#### Problem statement
Show every line of the data that includes the word "Engine".

[Dataset rows describing interfaces]
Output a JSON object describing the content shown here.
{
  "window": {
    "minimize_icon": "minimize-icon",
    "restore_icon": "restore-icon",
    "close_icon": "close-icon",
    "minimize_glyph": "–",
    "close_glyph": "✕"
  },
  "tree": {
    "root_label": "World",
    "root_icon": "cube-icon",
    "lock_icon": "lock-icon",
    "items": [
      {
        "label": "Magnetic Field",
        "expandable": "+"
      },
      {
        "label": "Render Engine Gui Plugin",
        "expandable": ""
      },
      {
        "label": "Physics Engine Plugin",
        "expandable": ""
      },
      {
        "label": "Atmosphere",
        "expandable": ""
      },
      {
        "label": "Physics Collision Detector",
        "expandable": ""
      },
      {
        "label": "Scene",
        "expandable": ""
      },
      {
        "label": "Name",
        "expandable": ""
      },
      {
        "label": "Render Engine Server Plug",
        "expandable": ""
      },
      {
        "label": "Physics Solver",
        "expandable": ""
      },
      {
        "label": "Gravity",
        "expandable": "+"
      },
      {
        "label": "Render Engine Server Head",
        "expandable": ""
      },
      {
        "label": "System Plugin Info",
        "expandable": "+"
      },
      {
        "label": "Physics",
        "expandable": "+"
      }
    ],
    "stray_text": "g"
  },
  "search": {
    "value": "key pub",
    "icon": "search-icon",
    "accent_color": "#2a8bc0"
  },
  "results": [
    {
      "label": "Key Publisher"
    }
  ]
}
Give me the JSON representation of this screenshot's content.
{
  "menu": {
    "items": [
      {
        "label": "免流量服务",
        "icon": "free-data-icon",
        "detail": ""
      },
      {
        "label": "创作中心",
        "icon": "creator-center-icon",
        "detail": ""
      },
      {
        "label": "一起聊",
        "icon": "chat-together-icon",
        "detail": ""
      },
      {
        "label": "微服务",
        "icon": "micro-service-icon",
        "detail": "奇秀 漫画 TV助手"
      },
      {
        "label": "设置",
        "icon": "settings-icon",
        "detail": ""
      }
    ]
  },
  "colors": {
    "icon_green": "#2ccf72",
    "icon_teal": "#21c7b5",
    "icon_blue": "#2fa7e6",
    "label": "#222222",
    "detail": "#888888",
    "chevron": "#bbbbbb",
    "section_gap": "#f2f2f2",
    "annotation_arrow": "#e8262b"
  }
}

#### Result of the task
        "label": "Render Engine Gui Plugin",
        "label": "Physics Engine Plugin",
        "label": "Render Engine Server Plug",
        "label": "Render Engine Server Head",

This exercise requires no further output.